Task instructions:
Print the whole listing, unchanged.
Top of Input
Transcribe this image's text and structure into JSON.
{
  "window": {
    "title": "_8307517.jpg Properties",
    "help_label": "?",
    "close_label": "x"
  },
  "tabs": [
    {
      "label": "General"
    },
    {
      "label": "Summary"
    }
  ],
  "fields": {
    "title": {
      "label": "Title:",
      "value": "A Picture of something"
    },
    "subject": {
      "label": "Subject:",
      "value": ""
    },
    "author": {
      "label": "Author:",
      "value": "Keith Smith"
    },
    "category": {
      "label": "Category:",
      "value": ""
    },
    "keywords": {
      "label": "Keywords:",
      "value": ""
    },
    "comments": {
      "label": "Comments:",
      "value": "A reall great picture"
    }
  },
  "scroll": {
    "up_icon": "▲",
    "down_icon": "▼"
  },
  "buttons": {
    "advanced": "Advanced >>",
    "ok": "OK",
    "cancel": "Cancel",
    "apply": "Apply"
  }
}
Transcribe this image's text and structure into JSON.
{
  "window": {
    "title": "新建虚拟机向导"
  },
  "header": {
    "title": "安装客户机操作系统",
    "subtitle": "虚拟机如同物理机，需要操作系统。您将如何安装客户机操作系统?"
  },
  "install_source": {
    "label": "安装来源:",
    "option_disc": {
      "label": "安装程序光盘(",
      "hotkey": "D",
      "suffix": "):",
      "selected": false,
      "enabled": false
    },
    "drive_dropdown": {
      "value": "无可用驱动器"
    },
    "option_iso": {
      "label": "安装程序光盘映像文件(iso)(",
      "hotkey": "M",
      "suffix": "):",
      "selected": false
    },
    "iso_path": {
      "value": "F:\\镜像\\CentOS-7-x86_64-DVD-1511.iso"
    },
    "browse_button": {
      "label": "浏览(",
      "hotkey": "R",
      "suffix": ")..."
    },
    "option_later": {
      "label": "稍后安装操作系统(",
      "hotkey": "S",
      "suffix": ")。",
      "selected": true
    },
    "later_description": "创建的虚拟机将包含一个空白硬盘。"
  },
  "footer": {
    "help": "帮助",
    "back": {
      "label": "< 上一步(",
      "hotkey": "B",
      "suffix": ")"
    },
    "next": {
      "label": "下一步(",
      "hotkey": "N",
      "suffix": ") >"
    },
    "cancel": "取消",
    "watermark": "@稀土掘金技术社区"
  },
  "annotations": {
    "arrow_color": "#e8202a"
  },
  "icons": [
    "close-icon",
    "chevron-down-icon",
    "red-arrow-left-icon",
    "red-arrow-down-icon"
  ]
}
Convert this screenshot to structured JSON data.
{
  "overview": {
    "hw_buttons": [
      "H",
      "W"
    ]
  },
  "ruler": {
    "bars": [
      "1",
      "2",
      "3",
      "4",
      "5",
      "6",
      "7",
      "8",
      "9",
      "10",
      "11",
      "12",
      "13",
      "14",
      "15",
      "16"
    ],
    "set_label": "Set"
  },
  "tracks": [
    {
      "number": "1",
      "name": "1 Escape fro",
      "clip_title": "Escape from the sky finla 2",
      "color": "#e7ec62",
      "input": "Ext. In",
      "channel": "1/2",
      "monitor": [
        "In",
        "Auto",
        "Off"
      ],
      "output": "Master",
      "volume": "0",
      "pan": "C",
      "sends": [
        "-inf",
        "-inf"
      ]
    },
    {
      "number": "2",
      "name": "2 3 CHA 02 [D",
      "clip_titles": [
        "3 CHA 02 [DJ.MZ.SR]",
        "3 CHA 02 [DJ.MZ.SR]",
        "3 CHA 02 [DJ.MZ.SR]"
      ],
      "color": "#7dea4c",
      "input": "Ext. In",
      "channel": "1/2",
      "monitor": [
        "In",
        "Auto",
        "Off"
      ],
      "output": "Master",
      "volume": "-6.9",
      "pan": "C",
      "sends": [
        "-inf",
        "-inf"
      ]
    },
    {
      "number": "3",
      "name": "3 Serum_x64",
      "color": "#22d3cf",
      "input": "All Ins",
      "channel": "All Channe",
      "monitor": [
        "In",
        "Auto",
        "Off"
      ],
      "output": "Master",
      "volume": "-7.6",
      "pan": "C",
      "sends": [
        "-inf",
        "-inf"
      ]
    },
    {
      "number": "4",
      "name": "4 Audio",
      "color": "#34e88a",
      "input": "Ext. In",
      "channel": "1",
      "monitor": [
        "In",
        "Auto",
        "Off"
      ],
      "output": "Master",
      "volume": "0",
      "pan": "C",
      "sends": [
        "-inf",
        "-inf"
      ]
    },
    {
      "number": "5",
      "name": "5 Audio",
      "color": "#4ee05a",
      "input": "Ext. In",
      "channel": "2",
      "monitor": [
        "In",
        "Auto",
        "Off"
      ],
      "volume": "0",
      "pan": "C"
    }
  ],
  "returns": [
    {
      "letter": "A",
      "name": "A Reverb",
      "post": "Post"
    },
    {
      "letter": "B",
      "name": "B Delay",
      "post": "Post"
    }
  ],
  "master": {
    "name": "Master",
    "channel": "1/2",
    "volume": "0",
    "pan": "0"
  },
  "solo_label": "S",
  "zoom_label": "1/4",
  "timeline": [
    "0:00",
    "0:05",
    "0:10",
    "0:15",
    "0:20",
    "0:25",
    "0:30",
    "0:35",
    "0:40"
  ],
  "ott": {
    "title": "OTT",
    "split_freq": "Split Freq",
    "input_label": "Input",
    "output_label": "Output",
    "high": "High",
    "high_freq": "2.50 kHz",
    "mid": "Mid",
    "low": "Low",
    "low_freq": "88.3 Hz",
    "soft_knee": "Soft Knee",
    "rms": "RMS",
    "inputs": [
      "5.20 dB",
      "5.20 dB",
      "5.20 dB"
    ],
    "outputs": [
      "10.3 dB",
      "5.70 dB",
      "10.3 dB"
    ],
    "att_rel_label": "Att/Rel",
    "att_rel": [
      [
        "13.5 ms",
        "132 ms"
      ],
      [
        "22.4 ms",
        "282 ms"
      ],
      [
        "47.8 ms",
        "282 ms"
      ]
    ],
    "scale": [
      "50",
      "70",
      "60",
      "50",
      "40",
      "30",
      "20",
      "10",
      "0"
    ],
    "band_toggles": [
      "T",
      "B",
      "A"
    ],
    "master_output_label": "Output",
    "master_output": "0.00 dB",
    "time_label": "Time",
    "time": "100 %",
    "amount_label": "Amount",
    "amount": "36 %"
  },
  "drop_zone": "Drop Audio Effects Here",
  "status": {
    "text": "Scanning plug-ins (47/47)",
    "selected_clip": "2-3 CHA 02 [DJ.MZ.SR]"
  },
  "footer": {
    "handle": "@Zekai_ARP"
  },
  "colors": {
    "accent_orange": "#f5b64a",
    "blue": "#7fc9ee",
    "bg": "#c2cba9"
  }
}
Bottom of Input
Worked solution:
Transcribe this image's text and structure into JSON.
{
  "window": {
    "title": "_8307517.jpg Properties",
    "help_label": "?",
    "close_label": "x"
  },
  "tabs": [
    {
      "label": "General"
    },
    {
      "label": "Summary"
    }
  ],
  "fields": {
    "title": {
      "label": "Title:",
      "value": "A Picture of something"
    },
    "subject": {
      "label": "Subject:",
      "value": ""
    },
    "author": {
      "label": "Author:",
      "value": "Keith Smith"
    },
    "category": {
      "label": "Category:",
      "value": ""
    },
    "keywords": {
      "label": "Keywords:",
      "value": ""
    },
    "comments": {
      "label": "Comments:",
      "value": "A reall great picture"
    }
  },
  "scroll": {
    "up_icon": "▲",
    "down_icon": "▼"
  },
  "buttons": {
    "advanced": "Advanced >>",
    "ok": "OK",
    "cancel": "Cancel",
    "apply": "Apply"
  }
}
Transcribe this image's text and structure into JSON.
{
  "window": {
    "title": "新建虚拟机向导"
  },
  "header": {
    "title": "安装客户机操作系统",
    "subtitle": "虚拟机如同物理机，需要操作系统。您将如何安装客户机操作系统?"
  },
  "install_source": {
    "label": "安装来源:",
    "option_disc": {
      "label": "安装程序光盘(",
      "hotkey": "D",
      "suffix": "):",
      "selected": false,
      "enabled": false
    },
    "drive_dropdown": {
      "value": "无可用驱动器"
    },
    "option_iso": {
      "label": "安装程序光盘映像文件(iso)(",
      "hotkey": "M",
      "suffix": "):",
      "selected": false
    },
    "iso_path": {
      "value": "F:\\镜像\\CentOS-7-x86_64-DVD-1511.iso"
    },
    "browse_button": {
      "label": "浏览(",
      "hotkey": "R",
      "suffix": ")..."
    },
    "option_later": {
      "label": "稍后安装操作系统(",
      "hotkey": "S",
      "suffix": ")。",
      "selected": true
    },
    "later_description": "创建的虚拟机将包含一个空白硬盘。"
  },
  "footer": {
    "help": "帮助",
    "back": {
      "label": "< 上一步(",
      "hotkey": "B",
      "suffix": ")"
    },
    "next": {
      "label": "下一步(",
      "hotkey": "N",
      "suffix": ") >"
    },
    "cancel": "取消",
    "watermark": "@稀土掘金技术社区"
  },
  "annotations": {
    "arrow_color": "#e8202a"
  },
  "icons": [
    "close-icon",
    "chevron-down-icon",
    "red-arrow-left-icon",
    "red-arrow-down-icon"
  ]
}
Convert this screenshot to structured JSON data.
{
  "overview": {
    "hw_buttons": [
      "H",
      "W"
    ]
  },
  "ruler": {
    "bars": [
      "1",
      "2",
      "3",
      "4",
      "5",
      "6",
      "7",
      "8",
      "9",
      "10",
      "11",
      "12",
      "13",
      "14",
      "15",
      "16"
    ],
    "set_label": "Set"
  },
  "tracks": [
    {
      "number": "1",
      "name": "1 Escape fro",
      "clip_title": "Escape from the sky finla 2",
      "color": "#e7ec62",
      "input": "Ext. In",
      "channel": "1/2",
      "monitor": [
        "In",
        "Auto",
        "Off"
      ],
      "output": "Master",
      "volume": "0",
      "pan": "C",
      "sends": [
        "-inf",
        "-inf"
      ]
    },
    {
      "number": "2",
      "name": "2 3 CHA 02 [D",
      "clip_titles": [
        "3 CHA 02 [DJ.MZ.SR]",
        "3 CHA 02 [DJ.MZ.SR]",
        "3 CHA 02 [DJ.MZ.SR]"
      ],
      "color": "#7dea4c",
      "input": "Ext. In",
      "channel": "1/2",
      "monitor": [
        "In",
        "Auto",
        "Off"
      ],
      "output": "Master",
      "volume": "-6.9",
      "pan": "C",
      "sends": [
        "-inf",
        "-inf"
      ]
    },
    {
      "number": "3",
      "name": "3 Serum_x64",
      "color": "#22d3cf",
      "input": "All Ins",
      "channel": "All Channe",
      "monitor": [
        "In",
        "Auto",
        "Off"
      ],
      "output": "Master",
      "volume": "-7.6",
      "pan": "C",
      "sends": [
        "-inf",
        "-inf"
      ]
    },
    {
      "number": "4",
      "name": "4 Audio",
      "color": "#34e88a",
      "input": "Ext. In",
      "channel": "1",
      "monitor": [
        "In",
        "Auto",
        "Off"
      ],
      "output": "Master",
      "volume": "0",
      "pan": "C",
      "sends": [
        "-inf",
        "-inf"
      ]
    },
    {
      "number": "5",
      "name": "5 Audio",
      "color": "#4ee05a",
      "input": "Ext. In",
      "channel": "2",
      "monitor": [
        "In",
        "Auto",
        "Off"
      ],
      "volume": "0",
      "pan": "C"
    }
  ],
  "returns": [
    {
      "letter": "A",
      "name": "A Reverb",
      "post": "Post"
    },
    {
      "letter": "B",
      "name": "B Delay",
      "post": "Post"
    }
  ],
  "master": {
    "name": "Master",
    "channel": "1/2",
    "volume": "0",
    "pan": "0"
  },
  "solo_label": "S",
  "zoom_label": "1/4",
  "timeline": [
    "0:00",
    "0:05",
    "0:10",
    "0:15",
    "0:20",
    "0:25",
    "0:30",
    "0:35",
    "0:40"
  ],
  "ott": {
    "title": "OTT",
    "split_freq": "Split Freq",
    "input_label": "Input",
    "output_label": "Output",
    "high": "High",
    "high_freq": "2.50 kHz",
    "mid": "Mid",
    "low": "Low",
    "low_freq": "88.3 Hz",
    "soft_knee": "Soft Knee",
    "rms": "RMS",
    "inputs": [
      "5.20 dB",
      "5.20 dB",
      "5.20 dB"
    ],
    "outputs": [
      "10.3 dB",
      "5.70 dB",
      "10.3 dB"
    ],
    "att_rel_label": "Att/Rel",
    "att_rel": [
      [
        "13.5 ms",
        "132 ms"
      ],
      [
        "22.4 ms",
        "282 ms"
      ],
      [
        "47.8 ms",
        "282 ms"
      ]
    ],
    "scale": [
      "50",
      "70",
      "60",
      "50",
      "40",
      "30",
      "20",
      "10",
      "0"
    ],
    "band_toggles": [
      "T",
      "B",
      "A"
    ],
    "master_output_label": "Output",
    "master_output": "0.00 dB",
    "time_label": "Time",
    "time": "100 %",
    "amount_label": "Amount",
    "amount": "36 %"
  },
  "drop_zone": "Drop Audio Effects Here",
  "status": {
    "text": "Scanning plug-ins (47/47)",
    "selected_clip": "2-3 CHA 02 [DJ.MZ.SR]"
  },
  "footer": {
    "handle": "@Zekai_ARP"
  },
  "colors": {
    "accent_orange": "#f5b64a",
    "blue": "#7fc9ee",
    "bg": "#c2cba9"
  }
}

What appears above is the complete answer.